§ What you have to do: Please work out how many lines in the data below contain "this", and reply with that number alone.

◆ ◆ ◆ ◆ ◆ ◆ ◆

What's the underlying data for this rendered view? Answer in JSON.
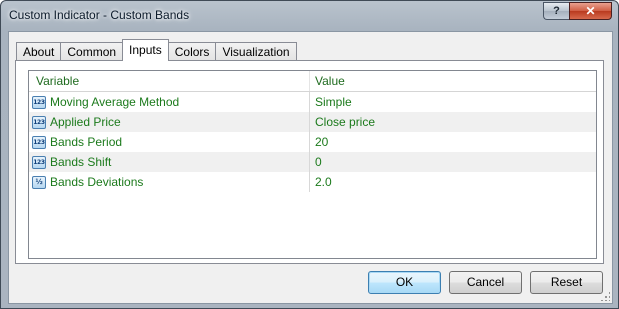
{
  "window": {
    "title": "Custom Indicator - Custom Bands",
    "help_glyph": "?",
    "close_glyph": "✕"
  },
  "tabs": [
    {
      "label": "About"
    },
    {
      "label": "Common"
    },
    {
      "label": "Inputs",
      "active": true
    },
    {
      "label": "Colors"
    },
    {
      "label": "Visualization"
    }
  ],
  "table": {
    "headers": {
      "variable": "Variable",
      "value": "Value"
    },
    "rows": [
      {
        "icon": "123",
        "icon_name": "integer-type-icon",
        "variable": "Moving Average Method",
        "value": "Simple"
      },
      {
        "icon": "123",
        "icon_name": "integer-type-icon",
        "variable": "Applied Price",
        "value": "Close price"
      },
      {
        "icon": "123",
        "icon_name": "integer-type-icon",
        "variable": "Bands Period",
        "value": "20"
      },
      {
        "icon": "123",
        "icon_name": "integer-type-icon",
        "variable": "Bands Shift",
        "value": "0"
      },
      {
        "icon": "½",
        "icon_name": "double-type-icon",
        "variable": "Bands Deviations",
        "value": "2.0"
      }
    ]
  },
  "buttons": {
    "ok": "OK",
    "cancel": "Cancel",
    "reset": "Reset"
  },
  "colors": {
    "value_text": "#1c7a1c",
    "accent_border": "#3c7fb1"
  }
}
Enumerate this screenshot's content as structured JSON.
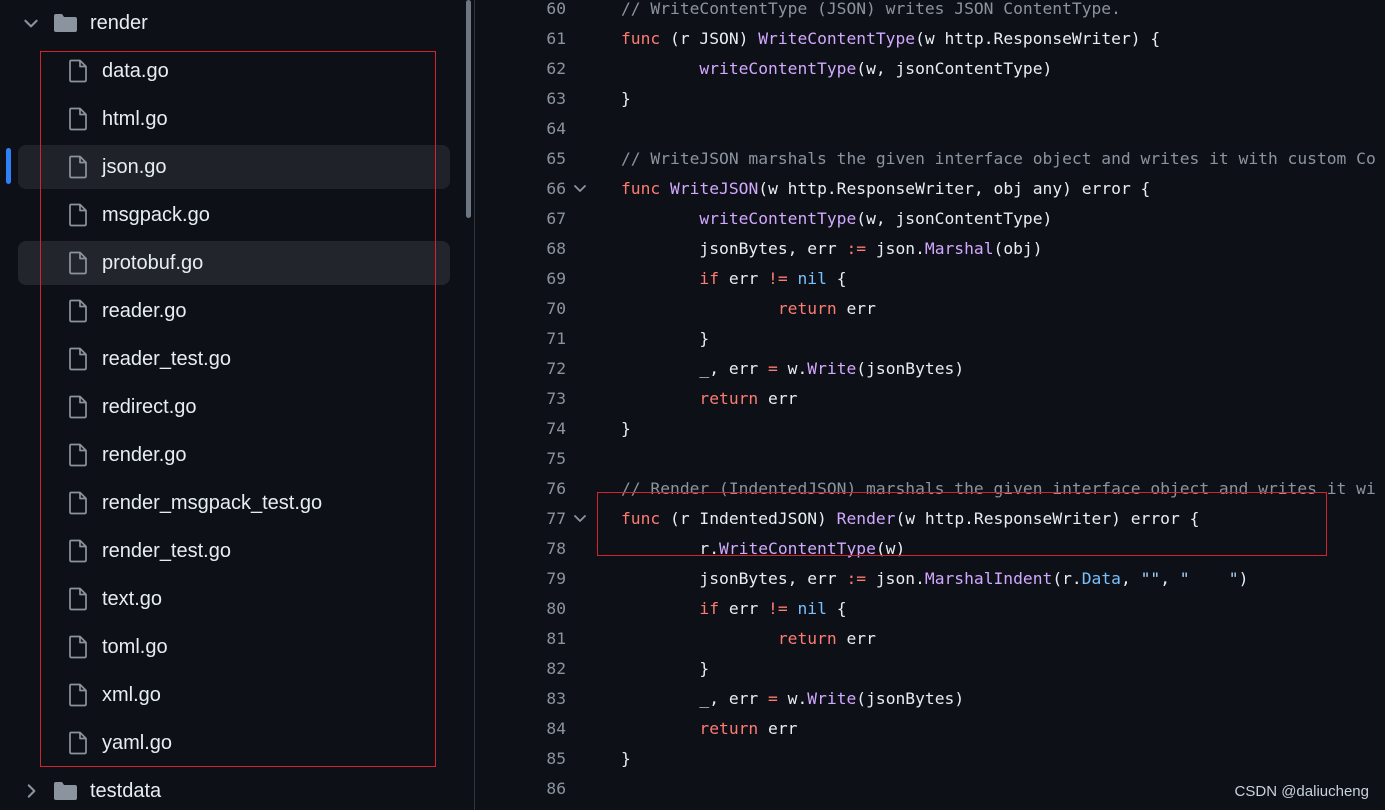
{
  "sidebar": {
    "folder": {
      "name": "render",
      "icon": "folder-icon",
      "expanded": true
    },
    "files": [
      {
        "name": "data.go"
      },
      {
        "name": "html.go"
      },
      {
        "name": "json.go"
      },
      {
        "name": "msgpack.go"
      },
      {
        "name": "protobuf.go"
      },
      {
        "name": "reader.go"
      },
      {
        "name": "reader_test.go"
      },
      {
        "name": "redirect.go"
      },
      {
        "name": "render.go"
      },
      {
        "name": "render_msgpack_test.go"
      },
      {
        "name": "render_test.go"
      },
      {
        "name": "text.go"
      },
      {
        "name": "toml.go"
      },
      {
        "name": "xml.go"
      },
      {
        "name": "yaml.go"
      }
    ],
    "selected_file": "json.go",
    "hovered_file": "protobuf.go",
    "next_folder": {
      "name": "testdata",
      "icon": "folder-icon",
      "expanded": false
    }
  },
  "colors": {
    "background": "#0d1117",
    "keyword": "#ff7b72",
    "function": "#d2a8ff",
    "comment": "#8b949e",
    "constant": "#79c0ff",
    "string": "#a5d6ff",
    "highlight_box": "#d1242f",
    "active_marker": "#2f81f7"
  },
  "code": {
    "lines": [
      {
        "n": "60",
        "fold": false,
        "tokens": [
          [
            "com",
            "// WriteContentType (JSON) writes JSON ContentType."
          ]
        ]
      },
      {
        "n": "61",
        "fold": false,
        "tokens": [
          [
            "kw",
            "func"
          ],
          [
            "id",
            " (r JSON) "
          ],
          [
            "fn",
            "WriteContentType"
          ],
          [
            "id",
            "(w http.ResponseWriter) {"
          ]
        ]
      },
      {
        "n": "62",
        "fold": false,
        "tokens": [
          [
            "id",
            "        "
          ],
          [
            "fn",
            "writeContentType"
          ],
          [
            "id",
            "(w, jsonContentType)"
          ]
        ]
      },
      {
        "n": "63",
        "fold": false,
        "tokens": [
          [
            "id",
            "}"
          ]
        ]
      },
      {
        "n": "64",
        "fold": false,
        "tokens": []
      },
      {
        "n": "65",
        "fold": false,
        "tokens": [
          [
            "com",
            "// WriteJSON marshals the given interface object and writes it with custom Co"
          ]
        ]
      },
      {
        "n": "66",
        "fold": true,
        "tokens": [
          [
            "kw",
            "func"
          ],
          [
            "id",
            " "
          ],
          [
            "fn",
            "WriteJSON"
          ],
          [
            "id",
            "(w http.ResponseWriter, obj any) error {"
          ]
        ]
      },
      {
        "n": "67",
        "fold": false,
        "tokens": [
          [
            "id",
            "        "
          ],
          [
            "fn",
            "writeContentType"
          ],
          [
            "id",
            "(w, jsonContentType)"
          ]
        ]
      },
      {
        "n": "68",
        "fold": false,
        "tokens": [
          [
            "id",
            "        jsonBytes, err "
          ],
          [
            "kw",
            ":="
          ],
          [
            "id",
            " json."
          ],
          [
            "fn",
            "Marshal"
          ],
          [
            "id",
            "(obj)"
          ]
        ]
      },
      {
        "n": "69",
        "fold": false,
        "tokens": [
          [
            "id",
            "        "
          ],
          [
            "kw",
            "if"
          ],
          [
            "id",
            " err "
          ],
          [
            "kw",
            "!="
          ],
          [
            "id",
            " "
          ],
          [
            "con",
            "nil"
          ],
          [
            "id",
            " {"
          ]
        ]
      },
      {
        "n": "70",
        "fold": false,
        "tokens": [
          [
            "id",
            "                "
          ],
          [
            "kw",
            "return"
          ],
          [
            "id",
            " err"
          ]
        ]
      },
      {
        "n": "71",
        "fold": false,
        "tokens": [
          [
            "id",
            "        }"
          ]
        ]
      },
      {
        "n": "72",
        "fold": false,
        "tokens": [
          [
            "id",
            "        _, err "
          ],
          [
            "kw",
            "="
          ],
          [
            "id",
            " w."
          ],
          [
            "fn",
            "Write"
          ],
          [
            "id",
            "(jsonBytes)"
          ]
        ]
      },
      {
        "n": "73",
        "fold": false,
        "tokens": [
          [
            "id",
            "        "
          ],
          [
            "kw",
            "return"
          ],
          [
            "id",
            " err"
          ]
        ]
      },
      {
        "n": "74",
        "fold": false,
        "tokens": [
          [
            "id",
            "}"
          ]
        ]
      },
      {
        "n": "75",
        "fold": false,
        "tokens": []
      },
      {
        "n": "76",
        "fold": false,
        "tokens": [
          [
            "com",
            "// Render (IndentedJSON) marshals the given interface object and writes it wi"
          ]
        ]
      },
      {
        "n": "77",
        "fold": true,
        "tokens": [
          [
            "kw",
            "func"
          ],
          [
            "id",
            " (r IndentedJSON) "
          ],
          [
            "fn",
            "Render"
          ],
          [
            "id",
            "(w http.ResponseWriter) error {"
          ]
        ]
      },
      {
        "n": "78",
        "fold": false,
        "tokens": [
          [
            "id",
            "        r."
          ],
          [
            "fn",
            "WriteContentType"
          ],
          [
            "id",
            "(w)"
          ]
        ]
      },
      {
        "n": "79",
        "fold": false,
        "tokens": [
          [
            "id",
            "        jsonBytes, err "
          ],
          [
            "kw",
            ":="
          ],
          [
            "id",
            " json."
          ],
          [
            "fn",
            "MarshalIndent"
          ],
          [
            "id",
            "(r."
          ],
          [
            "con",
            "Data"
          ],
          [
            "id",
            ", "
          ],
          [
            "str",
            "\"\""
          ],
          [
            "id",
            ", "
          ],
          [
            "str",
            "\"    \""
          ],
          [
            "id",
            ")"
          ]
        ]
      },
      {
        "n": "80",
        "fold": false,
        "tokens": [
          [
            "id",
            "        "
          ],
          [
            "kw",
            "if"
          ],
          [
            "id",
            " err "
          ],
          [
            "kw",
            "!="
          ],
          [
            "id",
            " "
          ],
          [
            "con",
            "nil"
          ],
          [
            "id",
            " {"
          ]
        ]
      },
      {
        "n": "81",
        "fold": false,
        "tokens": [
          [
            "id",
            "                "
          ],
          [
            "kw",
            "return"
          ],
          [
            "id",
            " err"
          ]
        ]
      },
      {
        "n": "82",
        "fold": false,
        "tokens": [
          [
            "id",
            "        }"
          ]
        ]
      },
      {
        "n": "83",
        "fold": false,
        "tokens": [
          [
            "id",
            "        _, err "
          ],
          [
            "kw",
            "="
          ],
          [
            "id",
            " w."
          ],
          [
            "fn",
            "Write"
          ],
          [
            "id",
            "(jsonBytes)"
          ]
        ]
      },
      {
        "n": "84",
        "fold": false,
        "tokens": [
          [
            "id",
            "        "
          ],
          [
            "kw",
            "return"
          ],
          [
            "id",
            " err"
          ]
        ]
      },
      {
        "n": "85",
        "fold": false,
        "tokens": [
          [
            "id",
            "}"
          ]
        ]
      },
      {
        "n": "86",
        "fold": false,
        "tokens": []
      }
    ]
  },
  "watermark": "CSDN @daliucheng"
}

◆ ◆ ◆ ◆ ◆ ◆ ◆

§ Task output: 2